Embargo Period



probiotics, in ovo, Salmonella, broiler, layer, growth-promoter

Major Advisor

Dr. Mary Anne Amalaradjou

Associate Advisor

Dr. Kumar Venkitanarayanan

Associate Advisor

Dr. Michael Darre

Field of Study

Animal Science


Doctor of Philosophy

Open Access

Open Access


The United States is the leading producer of broiler meat in the world and second to China in table egg production. In the last year, the US poultry industry produced 55.6 billion pounds of broiler meat and 8.8 billion table eggs. Besides genetics, the health status of the chicken accounts for ~67% of the production performance in birds. Poultry products have been linked with various foodborne outbreaks, including salmonellosis. Since the FDA has banned the use of antibiotics for non-treatment purposes in poultry, alternatives have been sought to replace antibiotics as growth promoters. In this regard, lactic acid bacteria (LAB) have been demonstrated to impart several health benefits and could potentially be used as antibiotic alternatives to enhance production and improve health in poultry. However, most studies investigating the growth promoting attributes of probiotic cultures were limited to their dietary supplementation following hatch. In the case of broilers and layers, it has been determined that embryonic and perinatal growth and development play a critical role in subsequent growth and performance. Hence the present study characterized the probiotic potential of Lactobacillus delbreuckii ssp. bulgaricus NRRL-B-548 (LD), L. paracasei DUP-13076 (LP), and L. rhamnosus NRRL- B-442 (LR) and investigated their ability to promote growth in chicken when applied as an in-ovo and in-feed supplement.

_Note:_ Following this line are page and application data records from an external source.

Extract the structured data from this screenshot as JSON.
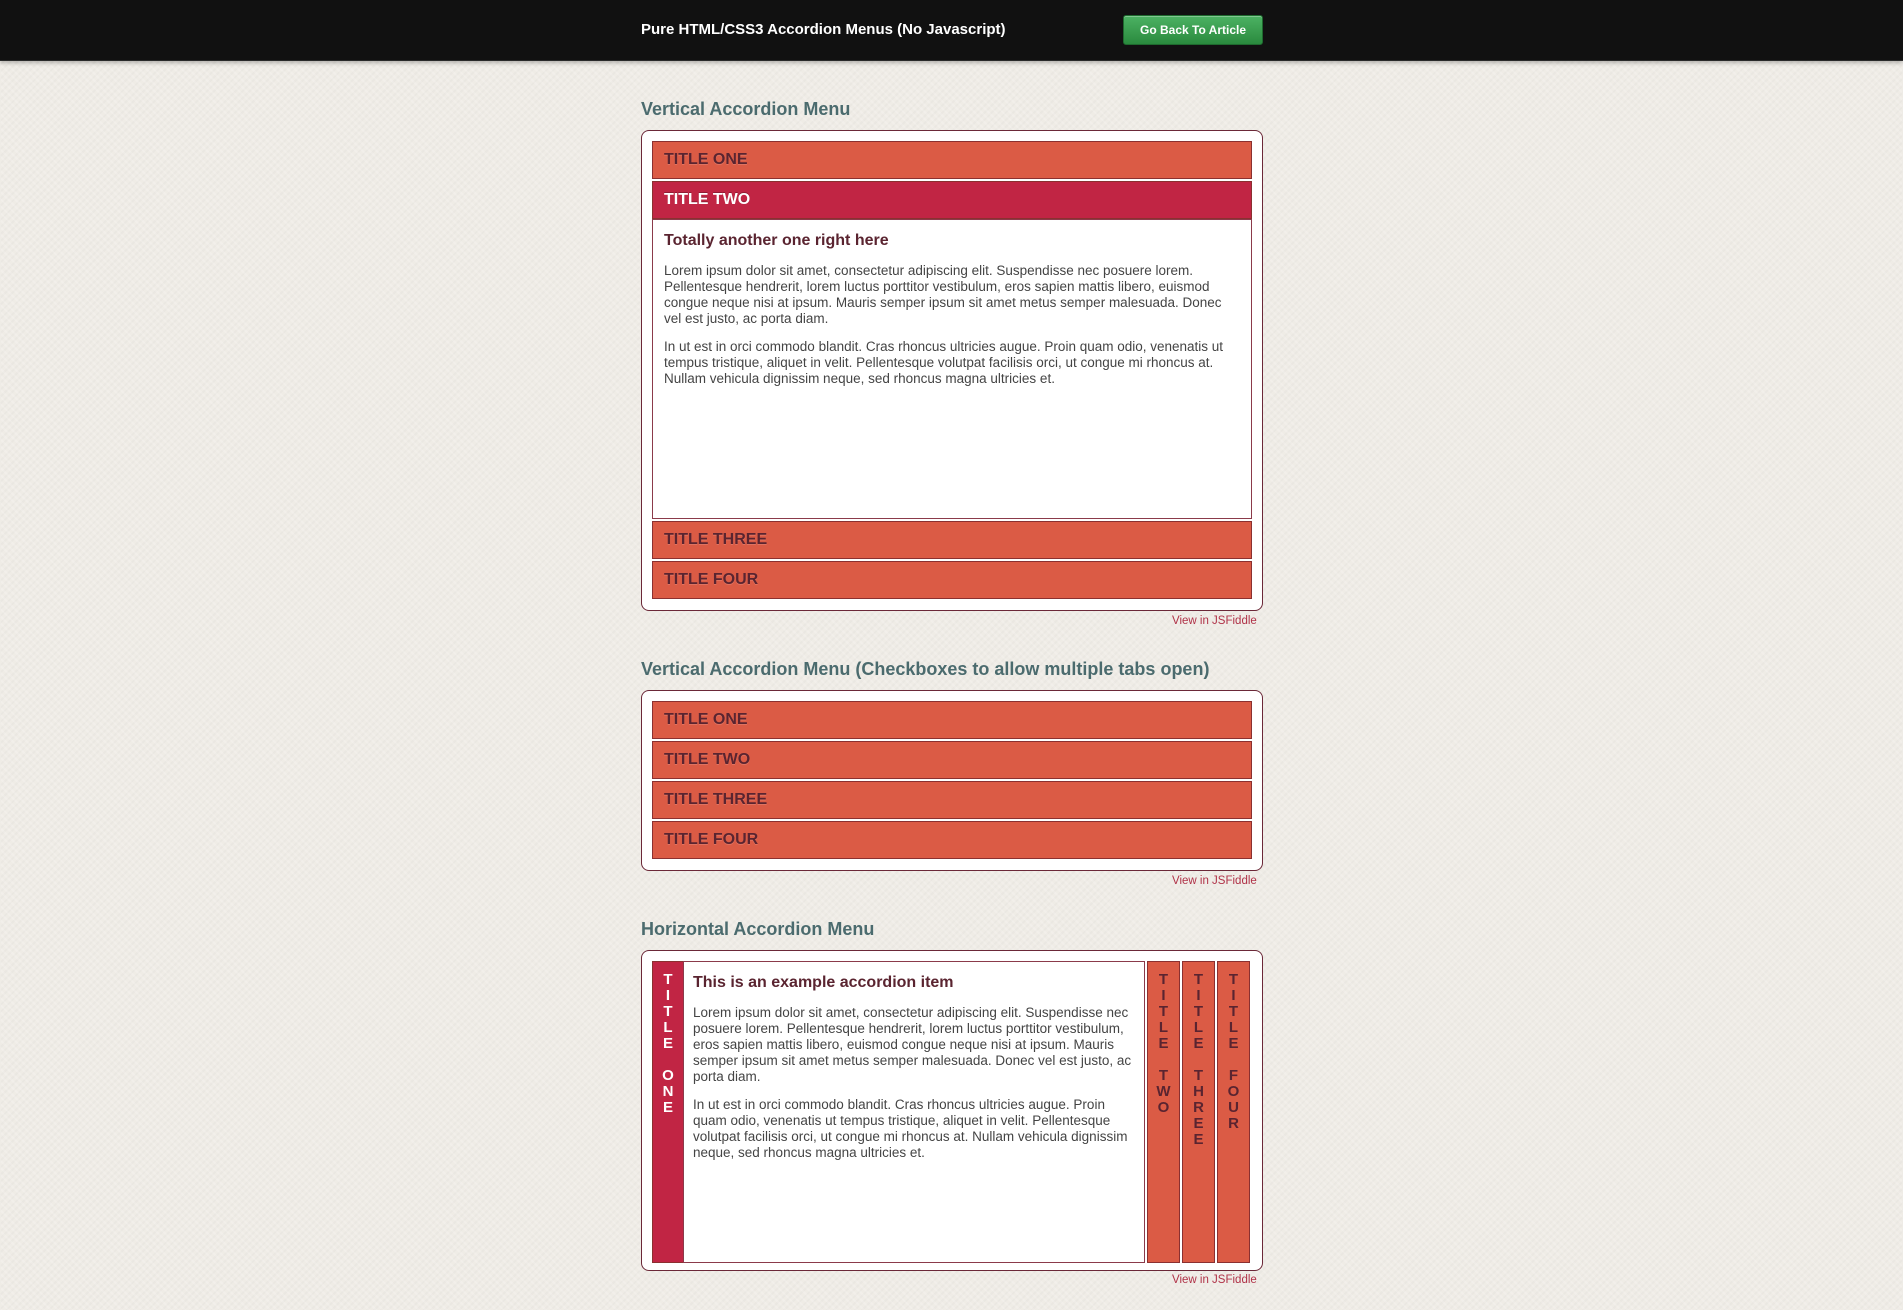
{
  "header": {
    "title": "Pure HTML/CSS3 Accordion Menus (No Javascript)",
    "back_button": "Go Back To Article"
  },
  "section1": {
    "title": "Vertical Accordion Menu",
    "tabs": [
      "TITLE ONE",
      "TITLE TWO",
      "TITLE THREE",
      "TITLE FOUR"
    ],
    "active_tab": "TITLE TWO",
    "content_heading": "Totally another one right here",
    "content_p1": "Lorem ipsum dolor sit amet, consectetur adipiscing elit. Suspendisse nec posuere lorem. Pellentesque hendrerit, lorem luctus porttitor vestibulum, eros sapien mattis libero, euismod congue neque nisi at ipsum. Mauris semper ipsum sit amet metus semper malesuada. Donec vel est justo, ac porta diam.",
    "content_p2": "In ut est in orci commodo blandit. Cras rhoncus ultricies augue. Proin quam odio, venenatis ut tempus tristique, aliquet in velit. Pellentesque volutpat facilisis orci, ut congue mi rhoncus at. Nullam vehicula dignissim neque, sed rhoncus magna ultricies et.",
    "link": "View in JSFiddle"
  },
  "section2": {
    "title": "Vertical Accordion Menu (Checkboxes to allow multiple tabs open)",
    "tabs": [
      "TITLE ONE",
      "TITLE TWO",
      "TITLE THREE",
      "TITLE FOUR"
    ],
    "link": "View in JSFiddle"
  },
  "section3": {
    "title": "Horizontal Accordion Menu",
    "tabs": [
      "TITLE ONE",
      "TITLE TWO",
      "TITLE THREE",
      "TITLE FOUR"
    ],
    "active_tab": "TITLE ONE",
    "content_heading": "This is an example accordion item",
    "content_p1": "Lorem ipsum dolor sit amet, consectetur adipiscing elit. Suspendisse nec posuere lorem. Pellentesque hendrerit, lorem luctus porttitor vestibulum, eros sapien mattis libero, euismod congue neque nisi at ipsum. Mauris semper ipsum sit amet metus semper malesuada. Donec vel est justo, ac porta diam.",
    "content_p2": "In ut est in orci commodo blandit. Cras rhoncus ultricies augue. Proin quam odio, venenatis ut tempus tristique, aliquet in velit. Pellentesque volutpat facilisis orci, ut congue mi rhoncus at. Nullam vehicula dignissim neque, sed rhoncus magna ultricies et.",
    "link": "View in JSFiddle"
  },
  "colors": {
    "tab_inactive": "#db5b45",
    "tab_active": "#c12544",
    "heading": "#4b6b6e",
    "link": "#b03248",
    "topbar": "#111111",
    "button": "#3a9e50"
  }
}
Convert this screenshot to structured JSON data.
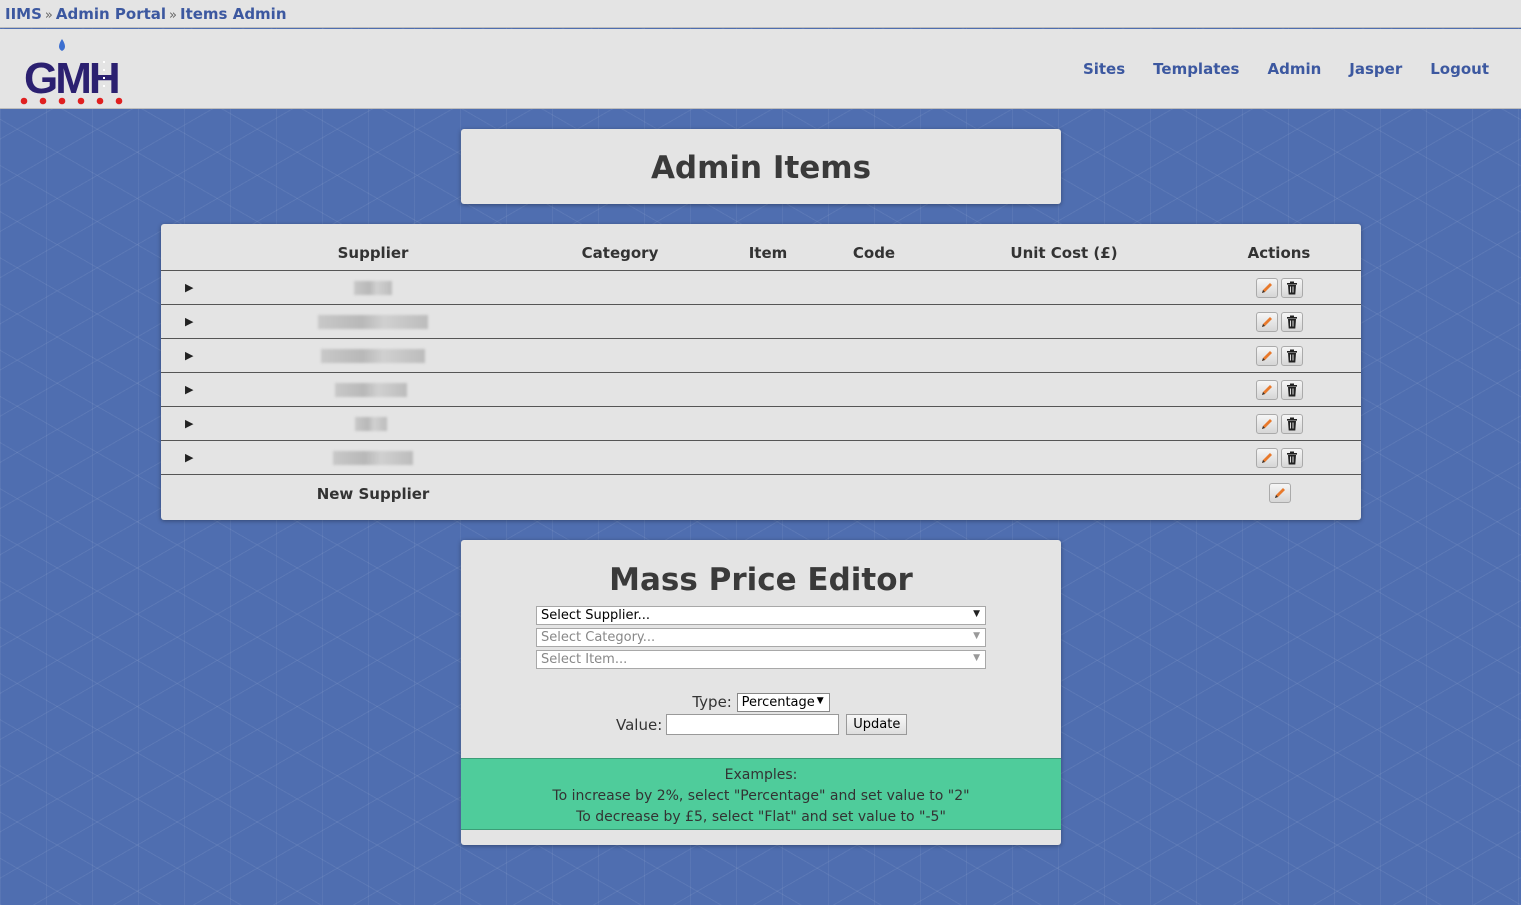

The genotypic and phenotypic characterization revealed that the aforementioned LAB isolates were able to survive under simulated physiological conditions in vitro. Additionally, the LAB isolates inhibited Salmonella enterica colonization in vitro by modulating various virulence factors. Most importantly, early in ovo and in-feed supplementation of LABs demonstrated that these probiotic strains can be used as an effective alternative to AGPs since they were able to stimulate the growth and development of chicken and improved the feed conversion ratio. Therefore, LD, LP and LR could potentially be used to promote growth in chicken and improve the microbiological safety of poultry products. However, large-scale chicken studies are warranted for further validation


Available for download on Tuesday, August 19, 2025